Please print all the lines below exactly as they are written.

(Material supplied)

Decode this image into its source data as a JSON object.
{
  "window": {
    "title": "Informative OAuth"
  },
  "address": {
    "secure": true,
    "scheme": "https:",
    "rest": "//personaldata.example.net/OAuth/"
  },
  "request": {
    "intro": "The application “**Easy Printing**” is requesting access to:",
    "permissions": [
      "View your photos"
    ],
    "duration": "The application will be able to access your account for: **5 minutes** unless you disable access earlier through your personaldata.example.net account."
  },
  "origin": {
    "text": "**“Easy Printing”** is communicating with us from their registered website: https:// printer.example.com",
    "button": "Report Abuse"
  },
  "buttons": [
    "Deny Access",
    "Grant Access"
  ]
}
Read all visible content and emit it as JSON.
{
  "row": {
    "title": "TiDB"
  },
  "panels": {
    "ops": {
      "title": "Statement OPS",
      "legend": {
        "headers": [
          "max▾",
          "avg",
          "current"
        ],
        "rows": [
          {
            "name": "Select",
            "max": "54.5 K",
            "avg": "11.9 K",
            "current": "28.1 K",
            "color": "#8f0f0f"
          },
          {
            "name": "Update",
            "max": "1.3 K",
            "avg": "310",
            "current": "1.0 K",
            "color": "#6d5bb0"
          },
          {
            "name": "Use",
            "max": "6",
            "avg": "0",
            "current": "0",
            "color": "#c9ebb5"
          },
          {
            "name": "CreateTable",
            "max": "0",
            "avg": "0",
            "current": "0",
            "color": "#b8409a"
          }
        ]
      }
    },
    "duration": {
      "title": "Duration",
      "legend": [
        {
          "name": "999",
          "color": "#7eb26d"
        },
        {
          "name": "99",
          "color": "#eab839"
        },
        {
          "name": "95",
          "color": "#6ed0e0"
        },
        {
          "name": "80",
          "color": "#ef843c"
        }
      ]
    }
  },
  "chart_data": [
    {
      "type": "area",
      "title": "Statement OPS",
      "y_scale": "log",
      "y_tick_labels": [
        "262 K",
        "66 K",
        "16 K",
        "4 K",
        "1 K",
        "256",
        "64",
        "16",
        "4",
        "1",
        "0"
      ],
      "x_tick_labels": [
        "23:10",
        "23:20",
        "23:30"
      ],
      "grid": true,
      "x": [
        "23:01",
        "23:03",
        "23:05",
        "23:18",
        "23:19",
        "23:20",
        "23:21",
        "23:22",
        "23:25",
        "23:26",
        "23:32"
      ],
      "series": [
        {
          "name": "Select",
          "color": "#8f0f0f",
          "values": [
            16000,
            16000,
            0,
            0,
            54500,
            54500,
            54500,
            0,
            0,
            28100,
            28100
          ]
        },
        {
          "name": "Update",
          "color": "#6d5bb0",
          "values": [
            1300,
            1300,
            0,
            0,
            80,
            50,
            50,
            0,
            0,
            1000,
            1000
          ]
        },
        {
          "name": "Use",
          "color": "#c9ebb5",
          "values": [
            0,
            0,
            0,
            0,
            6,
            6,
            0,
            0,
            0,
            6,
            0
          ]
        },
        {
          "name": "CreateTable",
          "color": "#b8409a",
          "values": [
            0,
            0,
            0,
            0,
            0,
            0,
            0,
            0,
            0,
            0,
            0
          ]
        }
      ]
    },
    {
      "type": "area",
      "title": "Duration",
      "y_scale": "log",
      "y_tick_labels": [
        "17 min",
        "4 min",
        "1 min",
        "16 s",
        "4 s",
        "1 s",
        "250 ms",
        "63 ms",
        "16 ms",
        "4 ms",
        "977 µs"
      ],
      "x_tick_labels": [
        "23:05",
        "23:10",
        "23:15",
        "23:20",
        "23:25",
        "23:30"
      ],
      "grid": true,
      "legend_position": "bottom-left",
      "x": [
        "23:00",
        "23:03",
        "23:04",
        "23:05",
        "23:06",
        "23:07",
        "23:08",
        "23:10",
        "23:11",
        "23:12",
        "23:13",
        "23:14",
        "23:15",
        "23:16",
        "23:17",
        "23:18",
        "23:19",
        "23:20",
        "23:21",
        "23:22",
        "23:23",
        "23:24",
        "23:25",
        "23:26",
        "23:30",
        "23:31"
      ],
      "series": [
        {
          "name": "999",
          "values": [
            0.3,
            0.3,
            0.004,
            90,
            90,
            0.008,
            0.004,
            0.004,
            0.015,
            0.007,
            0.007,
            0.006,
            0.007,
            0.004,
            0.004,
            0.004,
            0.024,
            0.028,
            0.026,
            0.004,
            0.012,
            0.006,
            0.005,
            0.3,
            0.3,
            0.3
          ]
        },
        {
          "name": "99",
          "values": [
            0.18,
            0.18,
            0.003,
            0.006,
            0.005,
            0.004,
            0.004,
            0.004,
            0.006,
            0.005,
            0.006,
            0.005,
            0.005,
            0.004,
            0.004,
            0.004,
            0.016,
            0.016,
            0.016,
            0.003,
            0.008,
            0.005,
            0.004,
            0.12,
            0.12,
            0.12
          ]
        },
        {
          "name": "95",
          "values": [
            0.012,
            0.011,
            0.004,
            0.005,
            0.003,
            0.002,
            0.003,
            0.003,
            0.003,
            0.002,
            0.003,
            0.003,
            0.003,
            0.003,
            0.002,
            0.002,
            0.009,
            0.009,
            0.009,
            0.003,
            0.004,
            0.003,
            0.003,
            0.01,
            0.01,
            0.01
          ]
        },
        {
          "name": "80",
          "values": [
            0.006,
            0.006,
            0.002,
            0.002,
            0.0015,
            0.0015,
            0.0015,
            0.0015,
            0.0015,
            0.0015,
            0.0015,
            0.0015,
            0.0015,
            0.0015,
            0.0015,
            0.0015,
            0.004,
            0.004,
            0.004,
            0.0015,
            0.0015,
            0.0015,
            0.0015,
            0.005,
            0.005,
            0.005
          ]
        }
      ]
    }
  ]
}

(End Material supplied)

Solution below:
Decode this image into its source data as a JSON object.
{
  "window": {
    "title": "Informative OAuth"
  },
  "address": {
    "secure": true,
    "scheme": "https:",
    "rest": "//personaldata.example.net/OAuth/"
  },
  "request": {
    "intro": "The application “**Easy Printing**” is requesting access to:",
    "permissions": [
      "View your photos"
    ],
    "duration": "The application will be able to access your account for: **5 minutes** unless you disable access earlier through your personaldata.example.net account."
  },
  "origin": {
    "text": "**“Easy Printing”** is communicating with us from their registered website: https:// printer.example.com",
    "button": "Report Abuse"
  },
  "buttons": [
    "Deny Access",
    "Grant Access"
  ]
}
Read all visible content and emit it as JSON.
{
  "row": {
    "title": "TiDB"
  },
  "panels": {
    "ops": {
      "title": "Statement OPS",
      "legend": {
        "headers": [
          "max▾",
          "avg",
          "current"
        ],
        "rows": [
          {
            "name": "Select",
            "max": "54.5 K",
            "avg": "11.9 K",
            "current": "28.1 K",
            "color": "#8f0f0f"
          },
          {
            "name": "Update",
            "max": "1.3 K",
            "avg": "310",
            "current": "1.0 K",
            "color": "#6d5bb0"
          },
          {
            "name": "Use",
            "max": "6",
            "avg": "0",
            "current": "0",
            "color": "#c9ebb5"
          },
          {
            "name": "CreateTable",
            "max": "0",
            "avg": "0",
            "current": "0",
            "color": "#b8409a"
          }
        ]
      }
    },
    "duration": {
      "title": "Duration",
      "legend": [
        {
          "name": "999",
          "color": "#7eb26d"
        },
        {
          "name": "99",
          "color": "#eab839"
        },
        {
          "name": "95",
          "color": "#6ed0e0"
        },
        {
          "name": "80",
          "color": "#ef843c"
        }
      ]
    }
  },
  "chart_data": [
    {
      "type": "area",
      "title": "Statement OPS",
      "y_scale": "log",
      "y_tick_labels": [
        "262 K",
        "66 K",
        "16 K",
        "4 K",
        "1 K",
        "256",
        "64",
        "16",
        "4",
        "1",
        "0"
      ],
      "x_tick_labels": [
        "23:10",
        "23:20",
        "23:30"
      ],
      "grid": true,
      "x": [
        "23:01",
        "23:03",
        "23:05",
        "23:18",
        "23:19",
        "23:20",
        "23:21",
        "23:22",
        "23:25",
        "23:26",
        "23:32"
      ],
      "series": [
        {
          "name": "Select",
          "color": "#8f0f0f",
          "values": [
            16000,
            16000,
            0,
            0,
            54500,
            54500,
            54500,
            0,
            0,
            28100,
            28100
          ]
        },
        {
          "name": "Update",
          "color": "#6d5bb0",
          "values": [
            1300,
            1300,
            0,
            0,
            80,
            50,
            50,
            0,
            0,
            1000,
            1000
          ]
        },
        {
          "name": "Use",
          "color": "#c9ebb5",
          "values": [
            0,
            0,
            0,
            0,
            6,
            6,
            0,
            0,
            0,
            6,
            0
          ]
        },
        {
          "name": "CreateTable",
          "color": "#b8409a",
          "values": [
            0,
            0,
            0,
            0,
            0,
            0,
            0,
            0,
            0,
            0,
            0
          ]
        }
      ]
    },
    {
      "type": "area",
      "title": "Duration",
      "y_scale": "log",
      "y_tick_labels": [
        "17 min",
        "4 min",
        "1 min",
        "16 s",
        "4 s",
        "1 s",
        "250 ms",
        "63 ms",
        "16 ms",
        "4 ms",
        "977 µs"
      ],
      "x_tick_labels": [
        "23:05",
        "23:10",
        "23:15",
        "23:20",
        "23:25",
        "23:30"
      ],
      "grid": true,
      "legend_position": "bottom-left",
      "x": [
        "23:00",
        "23:03",
        "23:04",
        "23:05",
        "23:06",
        "23:07",
        "23:08",
        "23:10",
        "23:11",
        "23:12",
        "23:13",
        "23:14",
        "23:15",
        "23:16",
        "23:17",
        "23:18",
        "23:19",
        "23:20",
        "23:21",
        "23:22",
        "23:23",
        "23:24",
        "23:25",
        "23:26",
        "23:30",
        "23:31"
      ],
      "series": [
        {
          "name": "999",
          "values": [
            0.3,
            0.3,
            0.004,
            90,
            90,
            0.008,
            0.004,
            0.004,
            0.015,
            0.007,
            0.007,
            0.006,
            0.007,
            0.004,
            0.004,
            0.004,
            0.024,
            0.028,
            0.026,
            0.004,
            0.012,
            0.006,
            0.005,
            0.3,
            0.3,
            0.3
          ]
        },
        {
          "name": "99",
          "values": [
            0.18,
            0.18,
            0.003,
            0.006,
            0.005,
            0.004,
            0.004,
            0.004,
            0.006,
            0.005,
            0.006,
            0.005,
            0.005,
            0.004,
            0.004,
            0.004,
            0.016,
            0.016,
            0.016,
            0.003,
            0.008,
            0.005,
            0.004,
            0.12,
            0.12,
            0.12
          ]
        },
        {
          "name": "95",
          "values": [
            0.012,
            0.011,
            0.004,
            0.005,
            0.003,
            0.002,
            0.003,
            0.003,
            0.003,
            0.002,
            0.003,
            0.003,
            0.003,
            0.003,
            0.002,
            0.002,
            0.009,
            0.009,
            0.009,
            0.003,
            0.004,
            0.003,
            0.003,
            0.01,
            0.01,
            0.01
          ]
        },
        {
          "name": "80",
          "values": [
            0.006,
            0.006,
            0.002,
            0.002,
            0.0015,
            0.0015,
            0.0015,
            0.0015,
            0.0015,
            0.0015,
            0.0015,
            0.0015,
            0.0015,
            0.0015,
            0.0015,
            0.0015,
            0.004,
            0.004,
            0.004,
            0.0015,
            0.0015,
            0.0015,
            0.0015,
            0.005,
            0.005,
            0.005
          ]
        }
      ]
    }
  ]
}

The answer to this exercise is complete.